==== Data provided ====

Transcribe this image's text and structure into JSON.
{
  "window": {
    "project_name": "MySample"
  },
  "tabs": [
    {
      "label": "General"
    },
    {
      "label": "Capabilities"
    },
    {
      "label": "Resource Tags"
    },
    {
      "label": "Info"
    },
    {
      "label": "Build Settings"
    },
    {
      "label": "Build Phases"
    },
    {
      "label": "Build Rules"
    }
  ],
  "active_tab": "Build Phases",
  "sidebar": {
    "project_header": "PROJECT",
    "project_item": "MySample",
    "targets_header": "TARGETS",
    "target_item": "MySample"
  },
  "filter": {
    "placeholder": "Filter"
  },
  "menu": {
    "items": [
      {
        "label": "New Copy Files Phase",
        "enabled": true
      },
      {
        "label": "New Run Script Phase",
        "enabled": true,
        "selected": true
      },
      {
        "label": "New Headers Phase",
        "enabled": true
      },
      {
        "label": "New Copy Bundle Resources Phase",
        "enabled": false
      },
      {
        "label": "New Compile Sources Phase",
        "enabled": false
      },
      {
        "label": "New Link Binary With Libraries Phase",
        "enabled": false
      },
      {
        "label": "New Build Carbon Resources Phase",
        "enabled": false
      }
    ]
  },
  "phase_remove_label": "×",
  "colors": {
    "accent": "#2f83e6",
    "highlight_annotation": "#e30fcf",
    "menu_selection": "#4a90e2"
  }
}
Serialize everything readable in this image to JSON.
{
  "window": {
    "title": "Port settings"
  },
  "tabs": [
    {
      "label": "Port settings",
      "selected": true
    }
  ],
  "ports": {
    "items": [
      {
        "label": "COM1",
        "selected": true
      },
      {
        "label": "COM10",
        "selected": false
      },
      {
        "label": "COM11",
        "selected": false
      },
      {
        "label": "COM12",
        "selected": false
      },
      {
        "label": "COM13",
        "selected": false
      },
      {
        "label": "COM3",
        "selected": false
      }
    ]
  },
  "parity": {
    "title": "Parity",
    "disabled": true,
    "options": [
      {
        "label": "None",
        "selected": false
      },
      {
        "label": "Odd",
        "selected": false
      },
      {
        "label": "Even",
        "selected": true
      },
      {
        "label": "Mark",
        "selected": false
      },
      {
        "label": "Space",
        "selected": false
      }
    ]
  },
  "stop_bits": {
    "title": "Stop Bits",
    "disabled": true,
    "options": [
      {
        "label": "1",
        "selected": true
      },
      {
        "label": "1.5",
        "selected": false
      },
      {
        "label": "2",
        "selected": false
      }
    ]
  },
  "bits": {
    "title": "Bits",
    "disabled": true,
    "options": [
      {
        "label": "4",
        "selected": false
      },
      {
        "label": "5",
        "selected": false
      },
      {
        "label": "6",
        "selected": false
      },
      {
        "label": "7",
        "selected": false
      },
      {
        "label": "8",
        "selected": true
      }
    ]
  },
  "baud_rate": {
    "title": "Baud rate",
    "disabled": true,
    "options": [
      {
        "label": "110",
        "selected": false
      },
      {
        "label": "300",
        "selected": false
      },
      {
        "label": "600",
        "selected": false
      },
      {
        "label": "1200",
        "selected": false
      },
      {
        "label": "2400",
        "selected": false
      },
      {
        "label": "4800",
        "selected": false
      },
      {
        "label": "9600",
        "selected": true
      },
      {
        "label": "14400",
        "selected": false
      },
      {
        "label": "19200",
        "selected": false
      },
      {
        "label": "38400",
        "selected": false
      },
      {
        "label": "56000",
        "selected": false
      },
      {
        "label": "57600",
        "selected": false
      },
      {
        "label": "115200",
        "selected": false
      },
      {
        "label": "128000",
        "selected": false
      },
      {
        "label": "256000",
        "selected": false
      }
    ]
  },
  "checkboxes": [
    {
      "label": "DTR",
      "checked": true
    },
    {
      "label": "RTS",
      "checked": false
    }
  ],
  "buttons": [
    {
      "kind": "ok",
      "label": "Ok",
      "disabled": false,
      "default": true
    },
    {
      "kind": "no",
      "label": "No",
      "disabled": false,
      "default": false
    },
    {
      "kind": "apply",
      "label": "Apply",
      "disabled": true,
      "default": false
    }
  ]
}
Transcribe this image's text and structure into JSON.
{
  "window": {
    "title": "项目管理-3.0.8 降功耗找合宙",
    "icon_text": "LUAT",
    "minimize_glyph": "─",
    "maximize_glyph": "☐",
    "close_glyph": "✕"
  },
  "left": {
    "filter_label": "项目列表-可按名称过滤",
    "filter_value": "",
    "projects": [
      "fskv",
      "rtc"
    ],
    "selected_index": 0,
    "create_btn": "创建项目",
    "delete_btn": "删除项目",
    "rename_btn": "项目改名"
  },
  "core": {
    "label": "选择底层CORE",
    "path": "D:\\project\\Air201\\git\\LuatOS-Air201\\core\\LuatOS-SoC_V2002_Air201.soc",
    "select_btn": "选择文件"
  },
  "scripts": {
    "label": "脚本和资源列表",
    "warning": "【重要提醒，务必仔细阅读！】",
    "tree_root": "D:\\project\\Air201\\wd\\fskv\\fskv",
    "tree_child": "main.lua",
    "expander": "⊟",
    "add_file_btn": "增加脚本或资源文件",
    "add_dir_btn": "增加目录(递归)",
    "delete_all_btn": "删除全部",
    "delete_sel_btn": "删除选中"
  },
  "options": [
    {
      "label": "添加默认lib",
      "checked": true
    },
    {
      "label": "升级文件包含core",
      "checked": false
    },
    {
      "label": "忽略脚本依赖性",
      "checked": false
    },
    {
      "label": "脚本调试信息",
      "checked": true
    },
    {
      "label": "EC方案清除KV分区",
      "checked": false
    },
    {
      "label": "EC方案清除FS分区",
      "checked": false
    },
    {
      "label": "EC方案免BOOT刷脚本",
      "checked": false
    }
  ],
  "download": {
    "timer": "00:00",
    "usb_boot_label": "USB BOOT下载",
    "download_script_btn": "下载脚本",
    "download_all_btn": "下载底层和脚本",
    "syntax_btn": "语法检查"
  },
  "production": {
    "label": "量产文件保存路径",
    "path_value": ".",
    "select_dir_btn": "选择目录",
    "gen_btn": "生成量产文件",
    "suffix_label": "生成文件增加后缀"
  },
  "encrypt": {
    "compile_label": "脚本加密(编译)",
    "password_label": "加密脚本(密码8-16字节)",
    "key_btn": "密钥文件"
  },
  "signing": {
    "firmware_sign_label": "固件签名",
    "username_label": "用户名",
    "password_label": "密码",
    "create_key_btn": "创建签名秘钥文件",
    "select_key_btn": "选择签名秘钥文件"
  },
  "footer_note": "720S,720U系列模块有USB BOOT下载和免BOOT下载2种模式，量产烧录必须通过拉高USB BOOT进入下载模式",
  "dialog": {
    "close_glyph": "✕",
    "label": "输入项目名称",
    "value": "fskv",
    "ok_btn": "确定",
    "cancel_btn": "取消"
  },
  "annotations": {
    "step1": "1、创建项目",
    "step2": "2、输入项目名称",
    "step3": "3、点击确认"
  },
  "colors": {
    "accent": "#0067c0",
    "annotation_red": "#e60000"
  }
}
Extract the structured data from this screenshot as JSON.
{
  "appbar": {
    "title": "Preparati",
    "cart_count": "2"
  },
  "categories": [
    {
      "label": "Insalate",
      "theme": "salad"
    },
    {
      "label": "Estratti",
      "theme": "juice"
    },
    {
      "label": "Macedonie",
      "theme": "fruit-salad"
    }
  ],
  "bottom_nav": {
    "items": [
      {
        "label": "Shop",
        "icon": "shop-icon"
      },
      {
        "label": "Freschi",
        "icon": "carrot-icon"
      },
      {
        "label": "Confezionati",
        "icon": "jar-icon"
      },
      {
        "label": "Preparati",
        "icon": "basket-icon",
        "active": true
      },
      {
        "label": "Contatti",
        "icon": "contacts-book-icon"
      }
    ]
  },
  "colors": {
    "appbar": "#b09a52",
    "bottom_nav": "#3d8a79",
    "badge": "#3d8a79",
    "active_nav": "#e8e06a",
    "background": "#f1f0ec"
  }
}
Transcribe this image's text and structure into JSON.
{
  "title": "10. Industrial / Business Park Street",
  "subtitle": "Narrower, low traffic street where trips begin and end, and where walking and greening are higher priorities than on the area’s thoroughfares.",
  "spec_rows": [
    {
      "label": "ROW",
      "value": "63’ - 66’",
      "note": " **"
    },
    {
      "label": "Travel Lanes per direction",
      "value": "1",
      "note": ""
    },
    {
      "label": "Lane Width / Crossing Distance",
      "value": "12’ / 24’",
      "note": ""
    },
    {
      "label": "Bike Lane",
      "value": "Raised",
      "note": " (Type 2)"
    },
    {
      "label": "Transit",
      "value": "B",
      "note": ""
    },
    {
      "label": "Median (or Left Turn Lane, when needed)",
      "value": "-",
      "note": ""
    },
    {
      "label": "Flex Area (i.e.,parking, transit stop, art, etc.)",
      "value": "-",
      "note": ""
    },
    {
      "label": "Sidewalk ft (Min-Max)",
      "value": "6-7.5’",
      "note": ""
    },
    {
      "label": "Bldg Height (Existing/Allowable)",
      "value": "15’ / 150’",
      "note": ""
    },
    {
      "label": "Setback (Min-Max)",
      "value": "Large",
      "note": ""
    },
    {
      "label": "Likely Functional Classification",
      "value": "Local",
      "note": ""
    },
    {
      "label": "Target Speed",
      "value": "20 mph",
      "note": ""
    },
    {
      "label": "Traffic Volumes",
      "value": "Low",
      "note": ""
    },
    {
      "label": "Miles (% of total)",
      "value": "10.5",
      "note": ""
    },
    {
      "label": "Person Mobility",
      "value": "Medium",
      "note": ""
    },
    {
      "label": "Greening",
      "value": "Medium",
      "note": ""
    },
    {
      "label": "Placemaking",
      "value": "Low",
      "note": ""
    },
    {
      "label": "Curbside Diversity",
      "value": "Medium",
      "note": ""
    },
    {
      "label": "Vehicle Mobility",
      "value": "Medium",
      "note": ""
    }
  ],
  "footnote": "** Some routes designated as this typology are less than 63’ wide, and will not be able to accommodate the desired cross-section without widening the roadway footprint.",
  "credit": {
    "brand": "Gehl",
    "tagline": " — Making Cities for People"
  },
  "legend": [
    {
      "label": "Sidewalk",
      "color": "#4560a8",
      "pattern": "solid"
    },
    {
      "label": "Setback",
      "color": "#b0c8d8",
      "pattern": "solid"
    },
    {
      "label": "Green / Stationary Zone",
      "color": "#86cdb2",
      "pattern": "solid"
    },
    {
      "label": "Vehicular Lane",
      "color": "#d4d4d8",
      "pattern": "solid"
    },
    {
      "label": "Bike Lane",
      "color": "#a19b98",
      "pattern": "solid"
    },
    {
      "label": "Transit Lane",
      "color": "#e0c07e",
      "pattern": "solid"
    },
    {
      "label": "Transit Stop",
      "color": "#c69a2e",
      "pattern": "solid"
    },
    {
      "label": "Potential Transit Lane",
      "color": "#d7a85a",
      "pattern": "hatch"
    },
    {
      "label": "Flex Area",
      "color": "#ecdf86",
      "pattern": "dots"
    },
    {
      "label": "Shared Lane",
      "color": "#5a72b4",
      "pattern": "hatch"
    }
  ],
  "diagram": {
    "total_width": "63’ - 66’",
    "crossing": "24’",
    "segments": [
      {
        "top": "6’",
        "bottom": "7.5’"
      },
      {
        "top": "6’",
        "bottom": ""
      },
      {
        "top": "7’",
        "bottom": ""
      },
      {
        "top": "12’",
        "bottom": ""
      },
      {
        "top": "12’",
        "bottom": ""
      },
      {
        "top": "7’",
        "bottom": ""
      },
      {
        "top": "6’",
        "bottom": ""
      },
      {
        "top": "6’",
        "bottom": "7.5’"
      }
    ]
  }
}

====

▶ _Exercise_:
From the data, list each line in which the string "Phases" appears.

▶ _Exercise output_:
      "label": "Build Phases"
  "active_tab": "Build Phases",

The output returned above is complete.